----- Given entries

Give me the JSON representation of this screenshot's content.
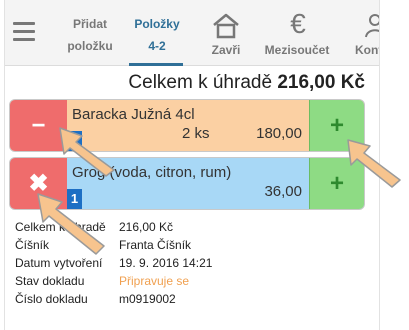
{
  "toolbar": {
    "tabs": [
      {
        "label_line1": "Přidat",
        "label_line2": "položku"
      },
      {
        "label_line1": "Položky",
        "label_line2": "4-2"
      },
      {
        "label": "Zavři"
      },
      {
        "label": "Mezisoučet"
      },
      {
        "label": "Kont"
      }
    ]
  },
  "total": {
    "label": "Celkem k úhradě",
    "amount": "216,00 Kč"
  },
  "items": [
    {
      "name": "Baracka Južná 4cl",
      "qty": "2 ks",
      "price": "180,00",
      "badge": "1",
      "left_icon": "minus-icon",
      "right_icon": "plus-icon"
    },
    {
      "name": "Grog (voda, citron, rum)",
      "qty": "",
      "price": "36,00",
      "badge": "1",
      "left_icon": "close-icon",
      "right_icon": "plus-icon"
    }
  ],
  "info": {
    "rows": [
      {
        "key": "Celkem k úhradě",
        "value": "216,00 Kč"
      },
      {
        "key": "Číšník",
        "value": "Franta Číšník"
      },
      {
        "key": "Datum vytvoření",
        "value": "19. 9. 2016 14:21"
      },
      {
        "key": "Stav dokladu",
        "value": "Připravuje se"
      },
      {
        "key": "Číslo dokladu",
        "value": "m0919002"
      }
    ]
  },
  "colors": {
    "accent": "#2f6f97",
    "row1_bg": "#fbd0a3",
    "row2_bg": "#a8d8f6",
    "remove": "#ef6c6c",
    "add": "#8edb84",
    "state": "#f0a050"
  }
}
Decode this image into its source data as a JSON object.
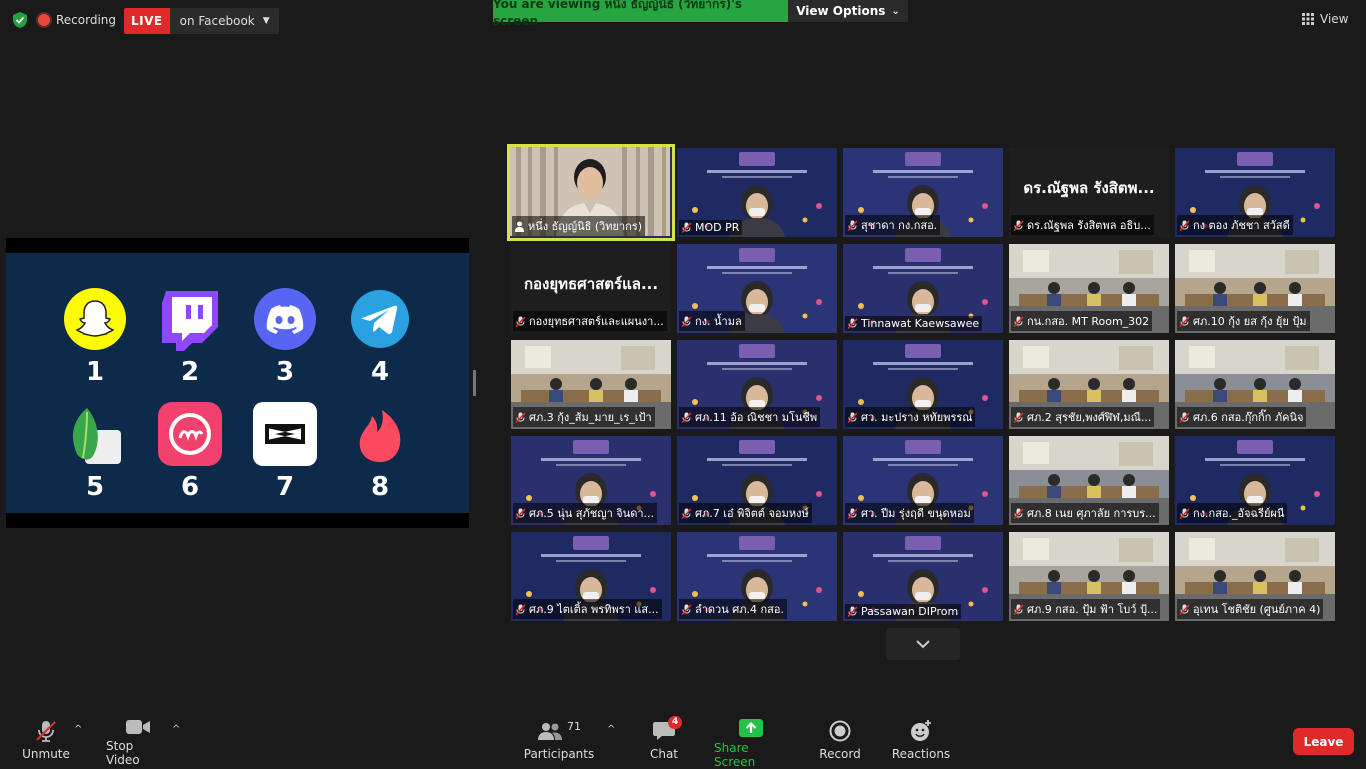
{
  "topbar": {
    "recording_label": "Recording",
    "live_badge": "LIVE",
    "live_destination": "on Facebook",
    "viewing_text": "You are viewing หนึ่ง ธัญญ์นิธิ (วิทยากร)'s screen",
    "view_options_label": "View Options",
    "view_label": "View"
  },
  "shared_screen": {
    "apps": [
      {
        "num": "1",
        "icon": "snapchat-icon",
        "color": "#fffc00"
      },
      {
        "num": "2",
        "icon": "twitch-icon",
        "color": "#9146ff"
      },
      {
        "num": "3",
        "icon": "discord-icon",
        "color": "#5865f2"
      },
      {
        "num": "4",
        "icon": "telegram-icon",
        "color": "#2aa1e0"
      },
      {
        "num": "5",
        "icon": "snapseed-icon",
        "color": "#3aa64a"
      },
      {
        "num": "6",
        "icon": "meitu-icon",
        "color": "#f2416c"
      },
      {
        "num": "7",
        "icon": "capcut-icon",
        "color": "#ffffff"
      },
      {
        "num": "8",
        "icon": "tinder-icon",
        "color": "#fe4a60"
      }
    ]
  },
  "participants_grid": [
    [
      {
        "name": "หนึ่ง ธัญญ์นิธิ (วิทยากร)",
        "big": "",
        "type": "camera",
        "active": true
      },
      {
        "name": "MOD PR",
        "big": "",
        "type": "slide"
      },
      {
        "name": "สุชาดา กง.กสอ.",
        "big": "",
        "type": "slide"
      },
      {
        "name": "ดร.ณัฐพล รังสิตพล อธิบ...",
        "big": "ดร.ณัฐพล รังสิตพ...",
        "type": "dark"
      },
      {
        "name": "กง ตอง ภัชชา สวัสดี",
        "big": "",
        "type": "slide"
      }
    ],
    [
      {
        "name": "กองยุทธศาสตร์และแผนงา...",
        "big": "กองยุทธศาสตร์แล...",
        "type": "dark"
      },
      {
        "name": "กง. น้ำมล",
        "big": "",
        "type": "slide"
      },
      {
        "name": "Tinnawat Kaewsawee",
        "big": "",
        "type": "slide"
      },
      {
        "name": "กน.กสอ. MT Room_302",
        "big": "",
        "type": "room"
      },
      {
        "name": "ศภ.10 กุ้ง ยส กุ้ง ยุ้ย ปุ้ม",
        "big": "",
        "type": "room"
      }
    ],
    [
      {
        "name": "ศภ.3 กุ้ง_ส้ม_มาย_เร_เป้า",
        "big": "",
        "type": "room"
      },
      {
        "name": "ศภ.11 อ้อ ณิชชา มโนชีพ",
        "big": "",
        "type": "slide"
      },
      {
        "name": "ศว. มะปราง หทัยพรรณ",
        "big": "",
        "type": "slide"
      },
      {
        "name": "ศภ.2 สุรชัย,พงศ์ฬิฬ,มณี...",
        "big": "",
        "type": "room"
      },
      {
        "name": "ศภ.6 กสอ.กุ๊กกิ๊ก ภัคนิจ",
        "big": "",
        "type": "room"
      }
    ],
    [
      {
        "name": "ศภ.5 นุ่น สุภัชญา จินดา...",
        "big": "",
        "type": "slide"
      },
      {
        "name": "ศภ.7 เอ๋ พิจิตต์ จอมหงษ์",
        "big": "",
        "type": "slide"
      },
      {
        "name": "ศว. ปีม รุ่งฤดี ขนุดหอม",
        "big": "",
        "type": "slide"
      },
      {
        "name": "ศภ.8 เนย ศุภาลัย การบร...",
        "big": "",
        "type": "room"
      },
      {
        "name": "กง.กสอ._อัจฉรีย์ผนี",
        "big": "",
        "type": "slide"
      }
    ],
    [
      {
        "name": "ศภ.9 ไตเติ้ล พรทิพรา แส...",
        "big": "",
        "type": "slide"
      },
      {
        "name": "ลำดวน ศภ.4 กสอ.",
        "big": "",
        "type": "slide"
      },
      {
        "name": "Passawan DIProm",
        "big": "",
        "type": "slide"
      },
      {
        "name": "ศภ.9 กสอ. ปุ้ม ฟ้า โบว์ ปุ้...",
        "big": "",
        "type": "room"
      },
      {
        "name": "อุเทน โชติชัย (ศูนย์ภาค 4)",
        "big": "",
        "type": "room"
      }
    ]
  ],
  "toolbar": {
    "unmute": "Unmute",
    "stop_video": "Stop Video",
    "participants": "Participants",
    "participants_count": "71",
    "chat": "Chat",
    "chat_badge": "4",
    "share_screen": "Share Screen",
    "record": "Record",
    "reactions": "Reactions",
    "leave": "Leave"
  },
  "colors": {
    "background": "#1a1a1a",
    "share_green": "#26a541",
    "live_red": "#e02a2a",
    "active_speaker": "#d6e24a",
    "slide_blue": "#232d5c"
  }
}
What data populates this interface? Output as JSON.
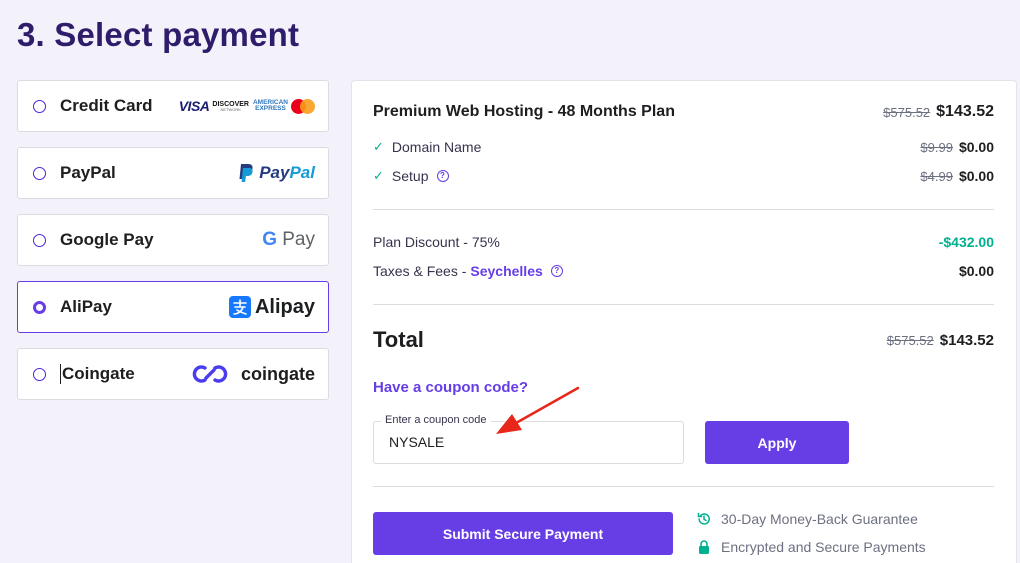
{
  "page": {
    "title": "3. Select payment"
  },
  "methods": [
    {
      "label": "Credit Card",
      "selected": false
    },
    {
      "label": "PayPal",
      "selected": false
    },
    {
      "label": "Google Pay",
      "selected": false
    },
    {
      "label": "AliPay",
      "selected": true
    },
    {
      "label": "Coingate",
      "selected": false
    }
  ],
  "logos": {
    "visa": "VISA",
    "discover_top": "DISCOVER",
    "discover_sub": "NETWORK",
    "amex_top": "AMERICAN",
    "amex_bottom": "EXPRESS",
    "paypal_a": "Pay",
    "paypal_b": "Pal",
    "gpay_g": "G",
    "gpay_pay": "Pay",
    "alipay": "Alipay",
    "coingate": "coingate"
  },
  "summary": {
    "plan": {
      "title": "Premium Web Hosting - 48 Months Plan",
      "old_price": "$575.52",
      "price": "$143.52"
    },
    "items": [
      {
        "label": "Domain Name",
        "old_price": "$9.99",
        "price": "$0.00"
      },
      {
        "label": "Setup",
        "old_price": "$4.99",
        "price": "$0.00"
      }
    ],
    "discount": {
      "label": "Plan Discount - 75%",
      "value": "-$432.00"
    },
    "taxes": {
      "label": "Taxes & Fees -",
      "country": "Seychelles",
      "value": "$0.00"
    },
    "total": {
      "label": "Total",
      "old_price": "$575.52",
      "price": "$143.52"
    }
  },
  "coupon": {
    "link": "Have a coupon code?",
    "field_label": "Enter a coupon code",
    "value": "NYSALE",
    "apply": "Apply"
  },
  "submit": {
    "label": "Submit Secure Payment"
  },
  "assurances": [
    {
      "icon": "history-icon",
      "text": "30-Day Money-Back Guarantee"
    },
    {
      "icon": "lock-icon",
      "text": "Encrypted and Secure Payments"
    }
  ],
  "colors": {
    "accent": "#673de6",
    "title": "#2f1c6a",
    "success": "#00b090",
    "annotation": "#e8271a"
  }
}
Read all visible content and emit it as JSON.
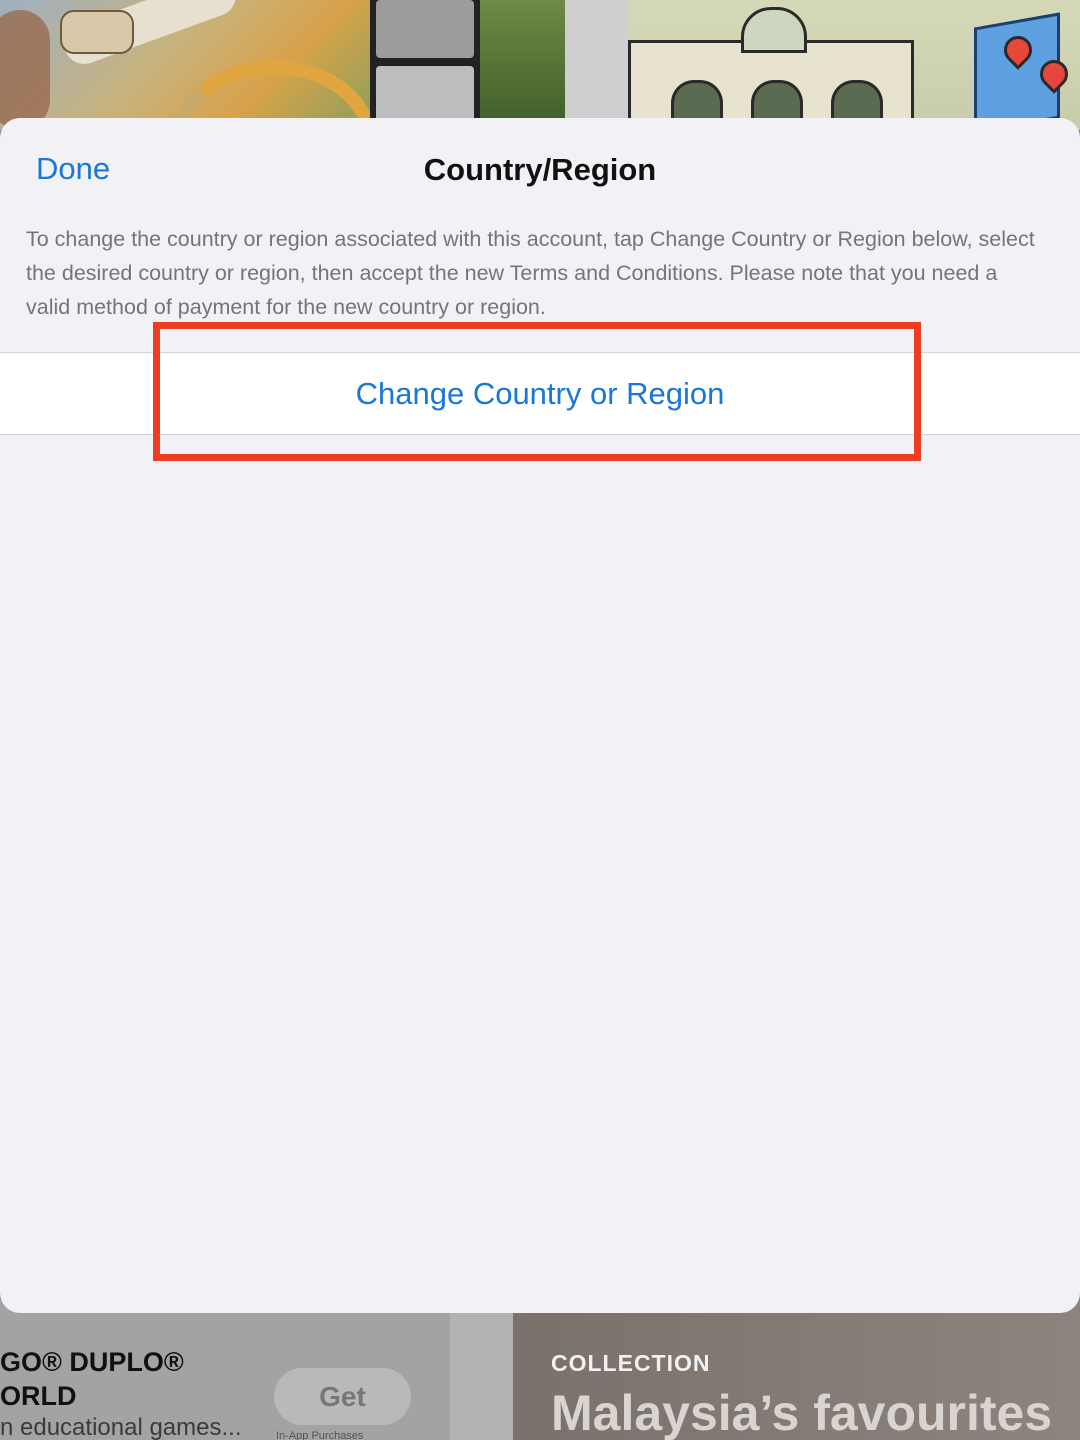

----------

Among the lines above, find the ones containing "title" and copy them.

# Written answer:
    "title": "3. Select payment"
      "title": "Premium Web Hosting - 48 Months Plan",
    "title": "#2f1c6a",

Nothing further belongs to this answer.